╭──

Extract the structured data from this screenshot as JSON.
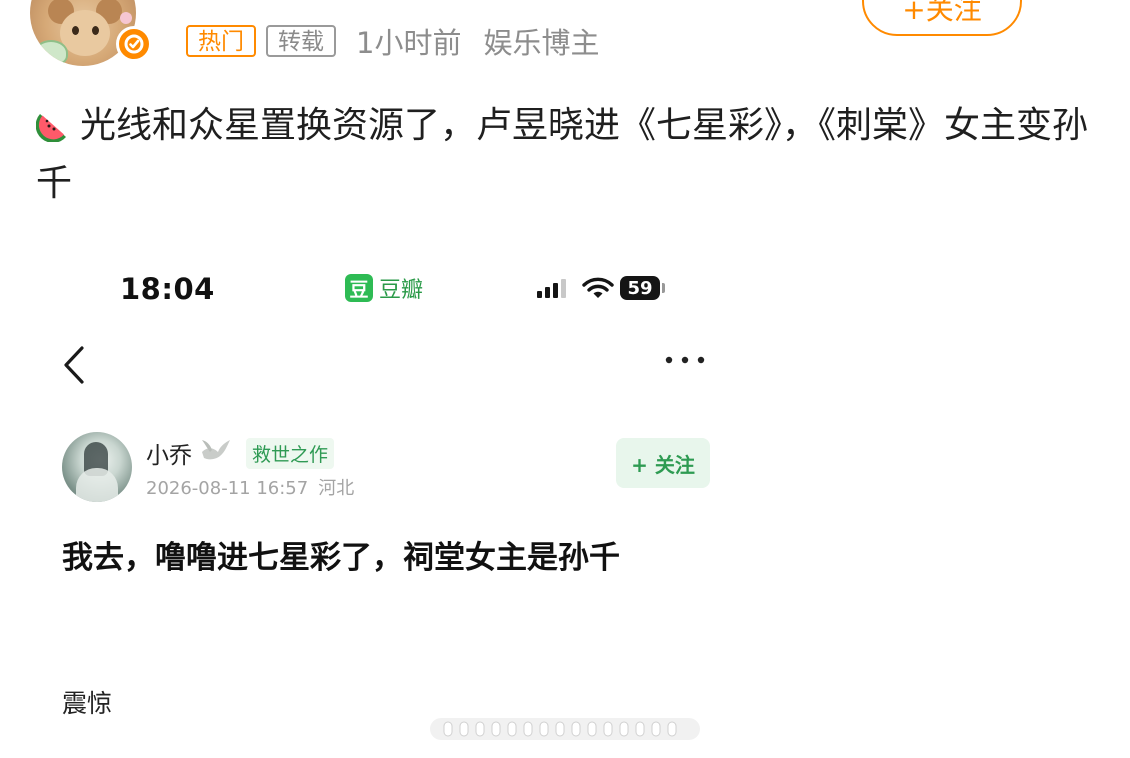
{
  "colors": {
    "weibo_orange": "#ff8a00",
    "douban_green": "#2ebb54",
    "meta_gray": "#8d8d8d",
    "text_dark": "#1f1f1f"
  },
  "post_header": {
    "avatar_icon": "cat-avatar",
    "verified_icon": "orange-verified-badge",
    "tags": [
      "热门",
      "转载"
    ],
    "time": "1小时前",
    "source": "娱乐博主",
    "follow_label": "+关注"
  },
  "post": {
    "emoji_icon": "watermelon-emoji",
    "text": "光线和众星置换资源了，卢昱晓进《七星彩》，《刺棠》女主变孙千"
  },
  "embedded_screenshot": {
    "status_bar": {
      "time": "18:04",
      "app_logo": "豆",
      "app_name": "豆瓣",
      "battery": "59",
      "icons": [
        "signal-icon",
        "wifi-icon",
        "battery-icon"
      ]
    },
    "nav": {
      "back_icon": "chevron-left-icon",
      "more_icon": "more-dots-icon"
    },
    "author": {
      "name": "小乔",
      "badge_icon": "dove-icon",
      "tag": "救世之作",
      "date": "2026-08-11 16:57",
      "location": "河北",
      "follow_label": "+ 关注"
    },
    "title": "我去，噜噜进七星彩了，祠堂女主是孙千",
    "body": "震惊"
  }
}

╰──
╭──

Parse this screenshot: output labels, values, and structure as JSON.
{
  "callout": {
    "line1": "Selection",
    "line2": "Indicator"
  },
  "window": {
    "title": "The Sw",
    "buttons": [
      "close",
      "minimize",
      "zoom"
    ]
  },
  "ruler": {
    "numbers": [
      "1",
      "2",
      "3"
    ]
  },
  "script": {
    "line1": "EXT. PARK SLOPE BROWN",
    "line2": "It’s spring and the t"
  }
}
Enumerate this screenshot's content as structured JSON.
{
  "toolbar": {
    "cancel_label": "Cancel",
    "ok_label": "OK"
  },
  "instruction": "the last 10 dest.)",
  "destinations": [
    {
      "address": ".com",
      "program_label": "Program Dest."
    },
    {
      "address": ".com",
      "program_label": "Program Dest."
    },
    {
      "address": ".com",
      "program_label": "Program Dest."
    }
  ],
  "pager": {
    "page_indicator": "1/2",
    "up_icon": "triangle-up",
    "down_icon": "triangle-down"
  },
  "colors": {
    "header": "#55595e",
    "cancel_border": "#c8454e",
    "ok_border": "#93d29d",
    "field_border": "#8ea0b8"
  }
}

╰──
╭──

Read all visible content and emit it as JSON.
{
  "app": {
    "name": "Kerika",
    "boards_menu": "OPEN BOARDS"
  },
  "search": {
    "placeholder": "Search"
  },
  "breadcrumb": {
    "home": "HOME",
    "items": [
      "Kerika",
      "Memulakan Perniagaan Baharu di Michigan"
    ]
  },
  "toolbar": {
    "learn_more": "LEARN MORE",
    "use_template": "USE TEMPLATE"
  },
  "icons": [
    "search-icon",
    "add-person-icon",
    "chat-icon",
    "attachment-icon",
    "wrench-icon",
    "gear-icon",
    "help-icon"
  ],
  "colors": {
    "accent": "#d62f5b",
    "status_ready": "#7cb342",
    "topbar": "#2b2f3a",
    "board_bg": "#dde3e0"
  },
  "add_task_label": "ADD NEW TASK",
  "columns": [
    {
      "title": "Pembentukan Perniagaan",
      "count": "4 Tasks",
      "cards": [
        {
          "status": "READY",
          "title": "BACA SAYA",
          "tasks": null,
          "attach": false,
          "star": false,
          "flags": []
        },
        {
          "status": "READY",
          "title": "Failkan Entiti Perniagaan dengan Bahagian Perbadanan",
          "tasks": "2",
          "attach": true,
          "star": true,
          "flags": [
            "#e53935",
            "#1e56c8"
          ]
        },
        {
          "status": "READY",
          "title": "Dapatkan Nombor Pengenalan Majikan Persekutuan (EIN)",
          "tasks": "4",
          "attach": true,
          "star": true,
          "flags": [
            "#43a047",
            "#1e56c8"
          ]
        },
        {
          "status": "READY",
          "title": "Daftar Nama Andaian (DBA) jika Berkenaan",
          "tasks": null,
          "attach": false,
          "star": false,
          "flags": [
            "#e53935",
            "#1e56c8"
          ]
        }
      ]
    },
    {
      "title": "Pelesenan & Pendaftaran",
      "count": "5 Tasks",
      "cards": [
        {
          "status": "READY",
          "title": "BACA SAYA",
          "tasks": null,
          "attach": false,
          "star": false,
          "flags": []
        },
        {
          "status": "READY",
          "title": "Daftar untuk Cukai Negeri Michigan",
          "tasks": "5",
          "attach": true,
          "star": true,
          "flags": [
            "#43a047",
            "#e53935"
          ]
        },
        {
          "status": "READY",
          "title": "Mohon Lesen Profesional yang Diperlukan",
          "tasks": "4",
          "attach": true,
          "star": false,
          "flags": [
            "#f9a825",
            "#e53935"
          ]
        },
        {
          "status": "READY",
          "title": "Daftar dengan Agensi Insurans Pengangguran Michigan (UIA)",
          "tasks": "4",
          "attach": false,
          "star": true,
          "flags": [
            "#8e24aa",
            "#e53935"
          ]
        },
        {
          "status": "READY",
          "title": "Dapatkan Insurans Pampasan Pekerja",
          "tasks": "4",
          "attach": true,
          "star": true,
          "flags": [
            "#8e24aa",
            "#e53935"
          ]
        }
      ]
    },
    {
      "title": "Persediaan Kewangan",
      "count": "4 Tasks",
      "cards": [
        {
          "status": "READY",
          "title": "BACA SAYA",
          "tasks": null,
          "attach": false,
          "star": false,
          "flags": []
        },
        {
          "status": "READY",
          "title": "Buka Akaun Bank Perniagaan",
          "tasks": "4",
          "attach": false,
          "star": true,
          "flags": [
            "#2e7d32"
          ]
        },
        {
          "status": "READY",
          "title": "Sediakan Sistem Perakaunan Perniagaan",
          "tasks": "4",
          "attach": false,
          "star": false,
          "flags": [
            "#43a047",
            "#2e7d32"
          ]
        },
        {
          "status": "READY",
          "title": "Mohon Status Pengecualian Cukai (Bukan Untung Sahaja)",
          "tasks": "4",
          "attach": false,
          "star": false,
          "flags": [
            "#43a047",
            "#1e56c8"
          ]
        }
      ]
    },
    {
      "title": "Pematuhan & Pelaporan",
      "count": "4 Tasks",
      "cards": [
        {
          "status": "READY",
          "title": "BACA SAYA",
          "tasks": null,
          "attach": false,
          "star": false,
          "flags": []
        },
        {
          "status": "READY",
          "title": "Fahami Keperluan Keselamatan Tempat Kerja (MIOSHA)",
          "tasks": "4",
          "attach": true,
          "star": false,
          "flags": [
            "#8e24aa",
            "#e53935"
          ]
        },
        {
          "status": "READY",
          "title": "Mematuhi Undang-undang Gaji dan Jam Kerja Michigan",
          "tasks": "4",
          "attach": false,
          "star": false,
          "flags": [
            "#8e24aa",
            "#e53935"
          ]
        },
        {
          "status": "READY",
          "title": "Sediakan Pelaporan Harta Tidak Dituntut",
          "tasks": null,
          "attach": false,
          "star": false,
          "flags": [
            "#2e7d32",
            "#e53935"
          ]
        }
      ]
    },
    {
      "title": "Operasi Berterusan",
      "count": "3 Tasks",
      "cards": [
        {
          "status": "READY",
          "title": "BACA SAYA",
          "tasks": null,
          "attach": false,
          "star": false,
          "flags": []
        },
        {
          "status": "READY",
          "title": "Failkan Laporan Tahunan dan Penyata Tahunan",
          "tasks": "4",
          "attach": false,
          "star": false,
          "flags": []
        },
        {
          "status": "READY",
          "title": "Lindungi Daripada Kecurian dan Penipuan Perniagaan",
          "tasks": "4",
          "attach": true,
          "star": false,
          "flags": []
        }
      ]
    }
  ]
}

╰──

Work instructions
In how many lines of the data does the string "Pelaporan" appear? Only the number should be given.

Completed exercise
2